How was your Halloween?  We had a sleepover and:
1.  Little Blue Bunny snuck on a bus headed for Sam's Club without paying his fare.  The driver dropped him off with the security guard at Sam's.  Alas, no one was home to pick him up so D, his "cousin", put him back on the bus with her and her new BFF, Buttercup, the cat.  They roared off to New Jersey to find D's mom and to give LBB a good talking to.
2.  Halloween costume making - some of the results are above.  Nutty Romomlia was a ladybug.  Felina Fairyfox was a witch.
3.  Trick or Treating - Did you know that toy candy looks like Legos?  It does!  (Human trick or treat was the night before.)

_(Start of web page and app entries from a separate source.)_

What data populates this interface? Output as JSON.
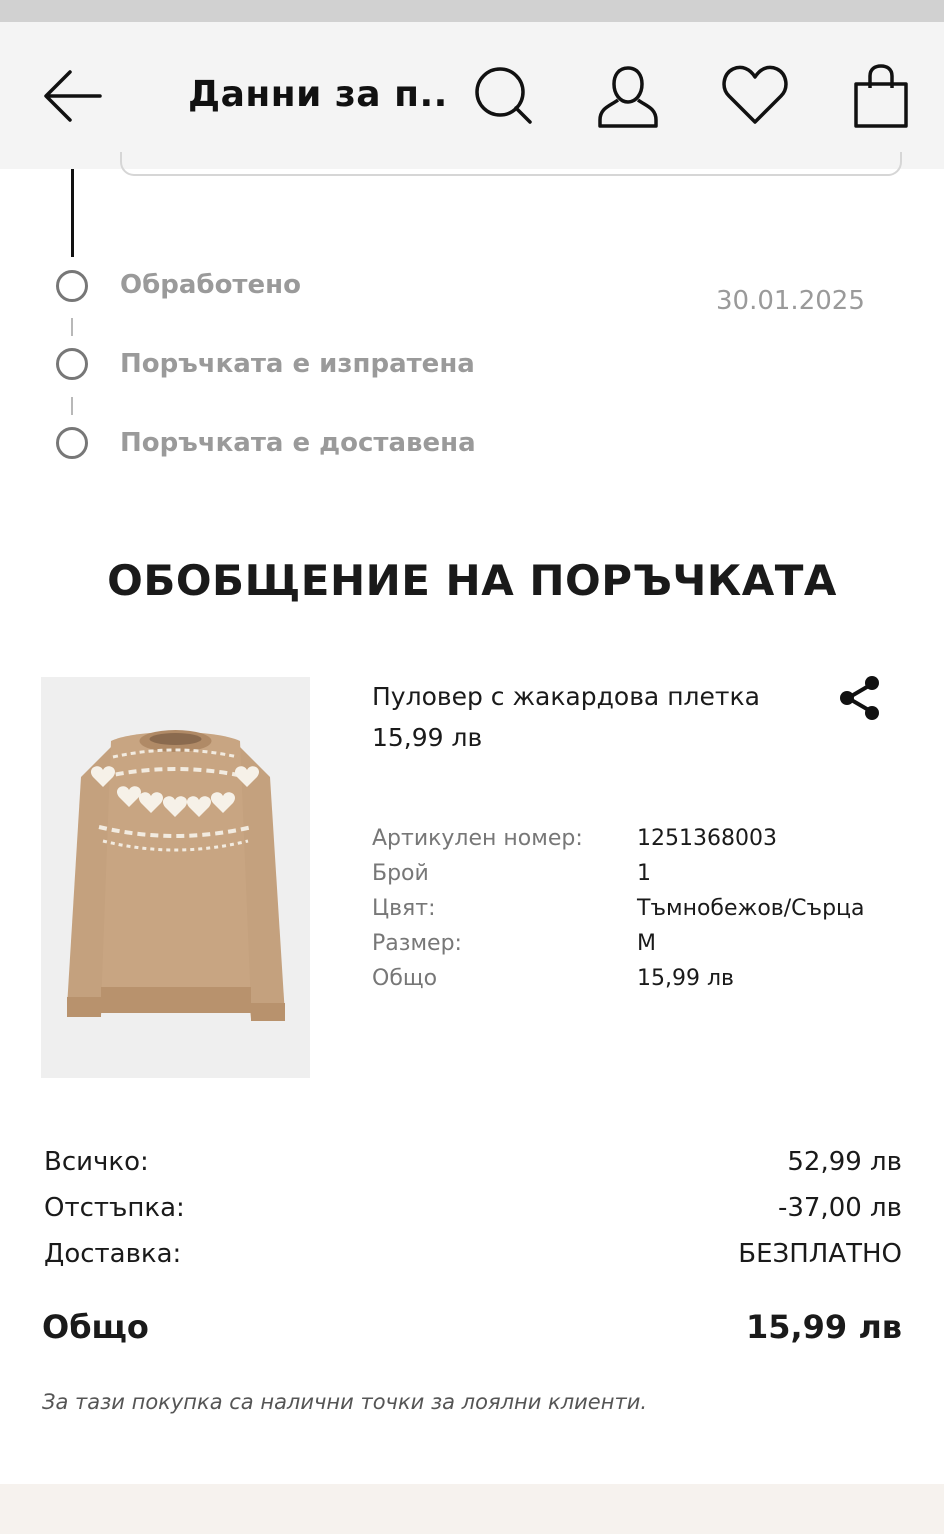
{
  "header": {
    "title": "Данни за п...",
    "icons": [
      "back-arrow-icon",
      "search-icon",
      "user-icon",
      "heart-icon",
      "shopping-bag-icon"
    ]
  },
  "timeline": {
    "steps": [
      {
        "label": "Обработено",
        "date": "30.01.2025"
      },
      {
        "label": "Поръчката е изпратена"
      },
      {
        "label": "Поръчката е доставена"
      }
    ]
  },
  "summary": {
    "title": "ОБОБЩЕНИЕ НА ПОРЪЧКАТА"
  },
  "product": {
    "name": "Пуловер с жакардова плетка",
    "price": "15,99 лв",
    "details": [
      {
        "key": "Артикулен номер:",
        "value": "1251368003"
      },
      {
        "key": "Брой",
        "value": "1"
      },
      {
        "key": "Цвят:",
        "value": "Тъмнобежов/Сърца"
      },
      {
        "key": "Размер:",
        "value": "M"
      },
      {
        "key": "Общо",
        "value": "15,99 лв"
      }
    ]
  },
  "totals": {
    "rows": [
      {
        "key": "Всичко:",
        "value": "52,99 лв"
      },
      {
        "key": "Отстъпка:",
        "value": "-37,00 лв"
      },
      {
        "key": "Доставка:",
        "value": "БЕЗПЛАТНО"
      }
    ],
    "grand_key": "Общо",
    "grand_value": "15,99 лв"
  },
  "loyalty_note": "За тази покупка са налични точки за лоялни клиенти.",
  "colors": {
    "header_bg": "#f4f4f4",
    "text": "#1a1a1a",
    "muted": "#9a9a9a",
    "sweater": "#c4a17e"
  }
}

4.  Haunted House Under the Table - with the Big Tin Pumpkin, the color changing ghost lantern, a ghost made out of a napkin, and a vibrating bug thing that makes a racket inside the BTP.
5.  The requisite glow stick song and dance show.  (OMG, I need to proof read better!  It's SONG and dance show.)
More impressive in person.
6.  10 books.
7.  a very boring story that "never gets old" according to D.
Sleep.  Breakfast.  Home.

BTW.  Tickets are still available for Under One Sun: Benefit Concert for Puerto Rico.  Please check out the website, Facebook page and/or FB Event page.  Here's the website, from whence you can visit the other sites;

Thanks.  Book stuff in the next post.